The Metro Crenshaw/LAX Line is an excellent north-south Expo-to-Green-Line connection (someday to be extended to the Wilshire Subway to achieve its true potential), but a second east-west line (in this case, an Automated People Mover) with greater capacity and more 24-7 service than a Metro Line was ALWAYS mandatory.
The connections between the People Mover and the Central Terminal involve fast-moving walkways that are wide enough for both standing and walking pedestrians in each direction, and are both covered/climate-controlled and with beautiful open windows to enjoy the Southern California weather.
And although others would argue that the current People Mover scheme is too bare-bones, it should be remembered that LA World Airports had to pony up $2 billion, and Metro had to pony up $300 million, to allow this plan to see the light of day.
The CD11 Transportation Advisory Committee did weigh in (not always with unanimity, but mostly so) on this plan, in that first-rate moving sidewalks/walkways, wide and fast, were critical in allowing this transportation plan to work.
Ramps that allowed options to elevators and escalators are also recommended (thanks to my CD11 Transportation Advisory Committee co-chair Matthew Hetz, who uses transit every day and is all too aware that mechanical devices break down periodically), and an artistic investment to establish LAX-iconic lighted pillars at the newly-approved People Mover/Metro station at 96th/Aviation was also urged.
And ... oh, yes ... the committee strongly urged naming the new Metro station/People Mover connection at 96th/Aviation "LAX Transit Center" or at least something that has the term "LAX" in it, because that's where the LAX access point for tourists and commuters will be from a regional perspective.
Yet there's another station adjacent to the 96th/Aviation station that is already in the process of being built: the Century/Aviation station, which was to be the original access point but which now is relegated to a second, critical aspect of this Crenshaw/LAX Metro and LAX APM scheme: jobs, jobs, JOBS!
It's no secret that the Century Blvd.
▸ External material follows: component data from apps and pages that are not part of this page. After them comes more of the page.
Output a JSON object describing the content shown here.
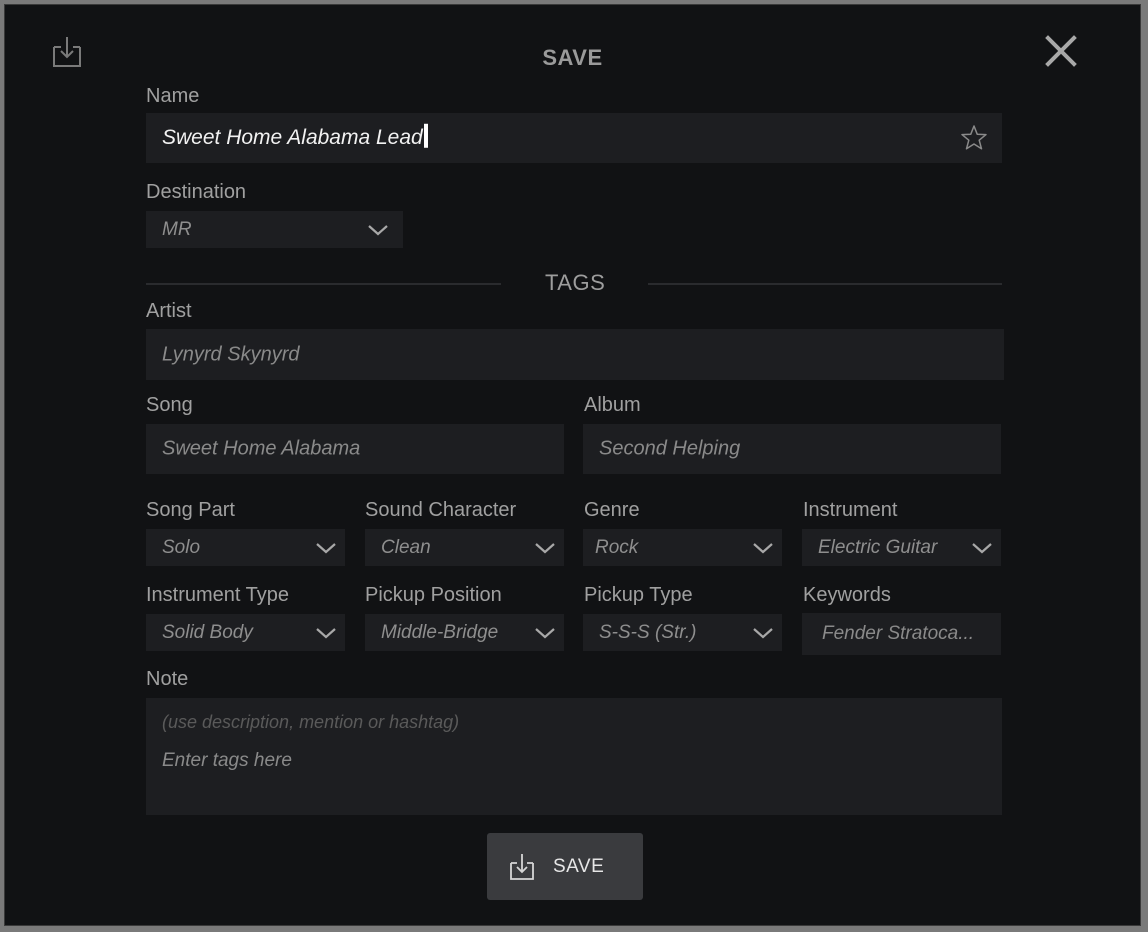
{
  "dialog": {
    "title": "SAVE"
  },
  "name": {
    "label": "Name",
    "value": "Sweet Home Alabama Lead"
  },
  "destination": {
    "label": "Destination",
    "value": "MR"
  },
  "tags": {
    "title": "TAGS",
    "artist": {
      "label": "Artist",
      "value": "Lynyrd Skynyrd"
    },
    "song": {
      "label": "Song",
      "value": "Sweet Home Alabama"
    },
    "album": {
      "label": "Album",
      "value": "Second Helping"
    },
    "song_part": {
      "label": "Song Part",
      "value": "Solo"
    },
    "sound_character": {
      "label": "Sound Character",
      "value": "Clean"
    },
    "genre": {
      "label": "Genre",
      "value": "Rock"
    },
    "instrument": {
      "label": "Instrument",
      "value": "Electric Guitar"
    },
    "instrument_type": {
      "label": "Instrument Type",
      "value": "Solid Body"
    },
    "pickup_position": {
      "label": "Pickup Position",
      "value": "Middle-Bridge"
    },
    "pickup_type": {
      "label": "Pickup Type",
      "value": "S-S-S (Str.)"
    },
    "keywords": {
      "label": "Keywords",
      "value": "Fender Stratoca..."
    }
  },
  "note": {
    "label": "Note",
    "placeholder": "(use description, mention or hashtag)",
    "value": "Enter tags here"
  },
  "save_button": {
    "label": "SAVE"
  },
  "icons": {
    "header": "save-download-icon",
    "close": "close-icon",
    "favorite": "star-outline-icon",
    "dropdown": "chevron-down-icon"
  }
}
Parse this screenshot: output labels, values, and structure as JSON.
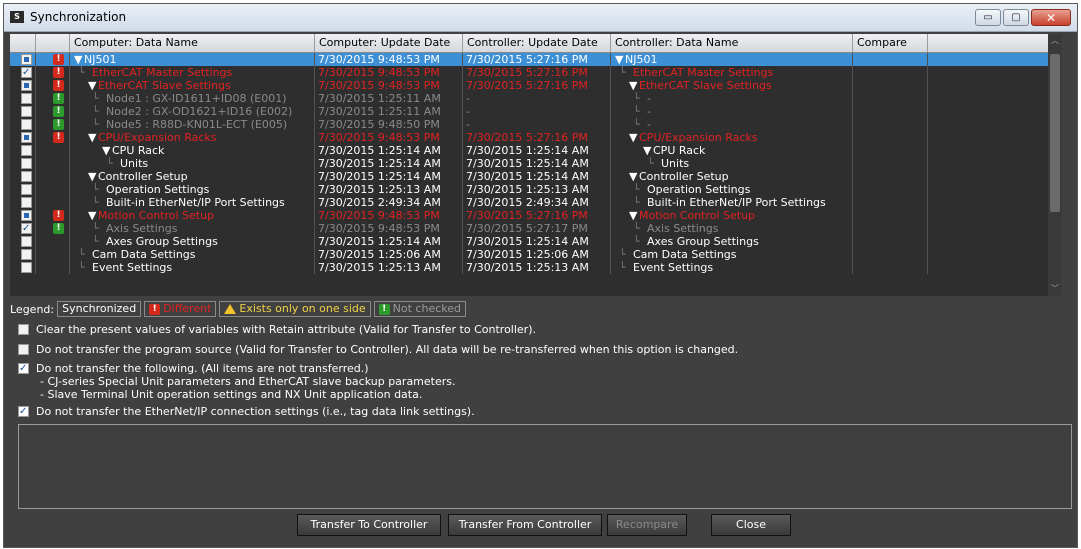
{
  "window": {
    "title": "Synchronization",
    "minimize": "▭",
    "maximize": "▢",
    "close": "✕"
  },
  "grid": {
    "columns": [
      "Computer: Data Name",
      "Computer: Update Date",
      "Controller: Update Date",
      "Controller: Data Name",
      "Compare"
    ],
    "rows": [
      {
        "check": "part",
        "status": "red",
        "indent": 0,
        "expander": "▼",
        "name": "NJ501",
        "cdate": "7/30/2015 9:48:53 PM",
        "kdate": "7/30/2015 5:27:16 PM",
        "kname": "NJ501",
        "kexp": "▼",
        "color": "white",
        "selected": true
      },
      {
        "check": "on",
        "status": "red",
        "indent": 1,
        "expander": "",
        "name": "EtherCAT Master Settings",
        "cdate": "7/30/2015 9:48:53 PM",
        "kdate": "7/30/2015 5:27:16 PM",
        "kname": "EtherCAT Master Settings",
        "kexp": "",
        "color": "red"
      },
      {
        "check": "part",
        "status": "red",
        "indent": 1,
        "expander": "▼",
        "name": "EtherCAT Slave Settings",
        "cdate": "7/30/2015 9:48:53 PM",
        "kdate": "7/30/2015 5:27:16 PM",
        "kname": "EtherCAT Slave Settings",
        "kexp": "▼",
        "color": "red"
      },
      {
        "check": "off",
        "status": "green",
        "indent": 2,
        "expander": "",
        "name": "Node1 : GX-ID1611+ID08 (E001)",
        "cdate": "7/30/2015 1:25:11 AM",
        "kdate": "-",
        "kname": "-",
        "kexp": "",
        "color": "gray"
      },
      {
        "check": "off",
        "status": "green",
        "indent": 2,
        "expander": "",
        "name": "Node2 : GX-OD1621+ID16 (E002)",
        "cdate": "7/30/2015 1:25:11 AM",
        "kdate": "-",
        "kname": "-",
        "kexp": "",
        "color": "gray"
      },
      {
        "check": "off",
        "status": "green",
        "indent": 2,
        "expander": "",
        "name": "Node5 : R88D-KN01L-ECT (E005)",
        "cdate": "7/30/2015 9:48:50 PM",
        "kdate": "-",
        "kname": "-",
        "kexp": "",
        "color": "gray"
      },
      {
        "check": "part",
        "status": "red",
        "indent": 1,
        "expander": "▼",
        "name": "CPU/Expansion Racks",
        "cdate": "7/30/2015 9:48:53 PM",
        "kdate": "7/30/2015 5:27:16 PM",
        "kname": "CPU/Expansion Racks",
        "kexp": "▼",
        "color": "red"
      },
      {
        "check": "off",
        "status": "",
        "indent": 2,
        "expander": "▼",
        "name": "CPU Rack",
        "cdate": "7/30/2015 1:25:14 AM",
        "kdate": "7/30/2015 1:25:14 AM",
        "kname": "CPU Rack",
        "kexp": "▼",
        "color": "white"
      },
      {
        "check": "off",
        "status": "",
        "indent": 3,
        "expander": "",
        "name": "Units",
        "cdate": "7/30/2015 1:25:14 AM",
        "kdate": "7/30/2015 1:25:14 AM",
        "kname": "Units",
        "kexp": "",
        "color": "white"
      },
      {
        "check": "off",
        "status": "",
        "indent": 1,
        "expander": "▼",
        "name": "Controller Setup",
        "cdate": "7/30/2015 1:25:14 AM",
        "kdate": "7/30/2015 1:25:14 AM",
        "kname": "Controller Setup",
        "kexp": "▼",
        "color": "white"
      },
      {
        "check": "off",
        "status": "",
        "indent": 2,
        "expander": "",
        "name": "Operation Settings",
        "cdate": "7/30/2015 1:25:13 AM",
        "kdate": "7/30/2015 1:25:13 AM",
        "kname": "Operation Settings",
        "kexp": "",
        "color": "white"
      },
      {
        "check": "off",
        "status": "",
        "indent": 2,
        "expander": "",
        "name": "Built-in EtherNet/IP Port Settings",
        "cdate": "7/30/2015 2:49:34 AM",
        "kdate": "7/30/2015 2:49:34 AM",
        "kname": "Built-in EtherNet/IP Port Settings",
        "kexp": "",
        "color": "white"
      },
      {
        "check": "part",
        "status": "red",
        "indent": 1,
        "expander": "▼",
        "name": "Motion Control Setup",
        "cdate": "7/30/2015 9:48:53 PM",
        "kdate": "7/30/2015 5:27:16 PM",
        "kname": "Motion Control Setup",
        "kexp": "▼",
        "color": "red"
      },
      {
        "check": "on",
        "status": "green",
        "indent": 2,
        "expander": "",
        "name": "Axis Settings",
        "cdate": "7/30/2015 9:48:53 PM",
        "kdate": "7/30/2015 5:27:17 PM",
        "kname": "Axis Settings",
        "kexp": "",
        "color": "gray"
      },
      {
        "check": "off",
        "status": "",
        "indent": 2,
        "expander": "",
        "name": "Axes Group Settings",
        "cdate": "7/30/2015 1:25:14 AM",
        "kdate": "7/30/2015 1:25:14 AM",
        "kname": "Axes Group Settings",
        "kexp": "",
        "color": "white"
      },
      {
        "check": "off",
        "status": "",
        "indent": 1,
        "expander": "",
        "name": "Cam Data Settings",
        "cdate": "7/30/2015 1:25:06 AM",
        "kdate": "7/30/2015 1:25:06 AM",
        "kname": "Cam Data Settings",
        "kexp": "",
        "color": "white"
      },
      {
        "check": "off",
        "status": "",
        "indent": 1,
        "expander": "",
        "name": "Event Settings",
        "cdate": "7/30/2015 1:25:13 AM",
        "kdate": "7/30/2015 1:25:13 AM",
        "kname": "Event Settings",
        "kexp": "",
        "color": "white"
      }
    ]
  },
  "legend": {
    "label": "Legend:",
    "synchronized": "Synchronized",
    "different": "Different",
    "one_side": "Exists only on one side",
    "not_checked": "Not checked"
  },
  "options": [
    {
      "checked": false,
      "text": "Clear the present values of variables with Retain attribute (Valid for Transfer to Controller)."
    },
    {
      "checked": false,
      "text": "Do not transfer the program source (Valid for Transfer to Controller). All data will be re-transferred when this option is changed."
    },
    {
      "checked": true,
      "text": "Do not transfer the following. (All items are not transferred.)",
      "sub1": "- CJ-series Special Unit parameters and EtherCAT slave backup parameters.",
      "sub2": "- Slave Terminal Unit operation settings and NX Unit application data."
    },
    {
      "checked": true,
      "text": "Do not transfer the EtherNet/IP connection settings (i.e., tag data link settings)."
    }
  ],
  "buttons": {
    "transfer_to": "Transfer To Controller",
    "transfer_from": "Transfer From Controller",
    "recompare": "Recompare",
    "close": "Close"
  },
  "colors": {
    "different": "#e02222",
    "synchronized": "#ffffff",
    "not_checked": "#8a8a8a",
    "selection": "#3d8fd6"
  }
}
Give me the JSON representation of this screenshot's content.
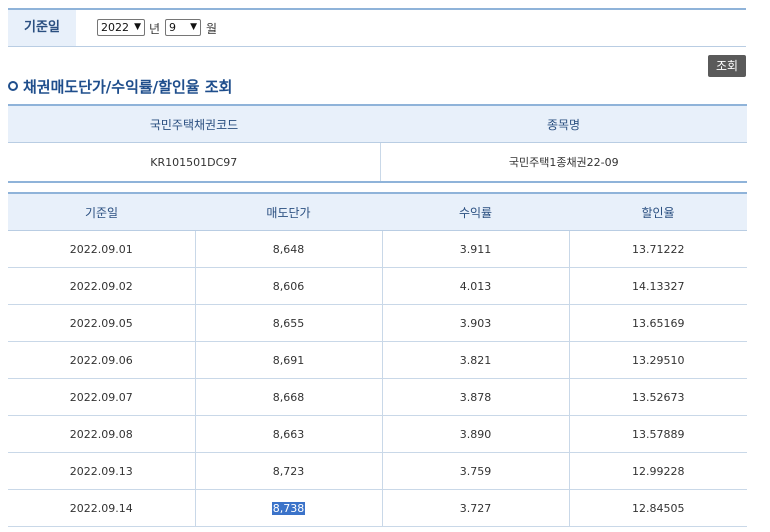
{
  "filter": {
    "label": "기준일",
    "year": "2022",
    "year_unit": "년",
    "month": "9",
    "month_unit": "월"
  },
  "query_button": "조회",
  "section_title": "채권매도단가/수익률/할인율 조회",
  "bond_info": {
    "headers": [
      "국민주택채권코드",
      "종목명"
    ],
    "code": "KR101501DC97",
    "name": "국민주택1종채권22-09"
  },
  "price_table": {
    "headers": [
      "기준일",
      "매도단가",
      "수익률",
      "할인율"
    ],
    "rows": [
      [
        "2022.09.01",
        "8,648",
        "3.911",
        "13.71222"
      ],
      [
        "2022.09.02",
        "8,606",
        "4.013",
        "14.13327"
      ],
      [
        "2022.09.05",
        "8,655",
        "3.903",
        "13.65169"
      ],
      [
        "2022.09.06",
        "8,691",
        "3.821",
        "13.29510"
      ],
      [
        "2022.09.07",
        "8,668",
        "3.878",
        "13.52673"
      ],
      [
        "2022.09.08",
        "8,663",
        "3.890",
        "13.57889"
      ],
      [
        "2022.09.13",
        "8,723",
        "3.759",
        "12.99228"
      ],
      [
        "2022.09.14",
        "8,738",
        "3.727",
        "12.84505"
      ]
    ]
  }
}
Corridor is a huge hotel/industrial jobs center, and even the airlines themselves offer a small army of workers employment within the terminals (lost in this LAX/Metro Connector discussion is that those who work at/near LAX will likely be the #1 group of commuters who use the Crenshaw/LAX line). LAX is within the top ten job centers of Los Angeles.
Yet nearby Inglewood is also gearing up with respect to job creation and economic revitalization. LA World Airports made it very clear that any airport-owned property at/near the future CONRAC center at Manchester Square would absolutely NOT allow residential development, so air quality and environmental issues will be minimized from a health perspective.
This lack of environmental obstacles means that industrial and commercial centers can be built aplenty along Century Blvd. (which, after Downtown LA and Wilshire Blvd., is a potential third "downtown" that can serve as a magnet to tourists and industry. Hotels can grow and be rebuilt, and will likely develop their own transportation links to the APM.
Furthermore, the notion of a large mall to serve the northern adjacent region of Century Blvd. to attract further economic and job growth is also an exciting idea which deserves exploration and investment.
Airports throughout the nation and world perform a secondary function of sales and commerce to commuters waiting for their planes, and needing something quick to eat or purchase while on the go, and both LAX and the adjacent region are ripe for this associated job creation (and, of course, additions to the City/County coffers from sales taxes).
Which is why the failure of the City of Los Angeles to host the 2024 Olympics will not prevent the Metro/LAX rail connection and associated APM construction--rebuilding LAX also means rebuilding and upgrading Century Blvd. hotels and businesses, and with its own rail station at Century/Aviation, the City of Los Angeles will have a new commercial center for those who want to travel, work, stay, play...and shop.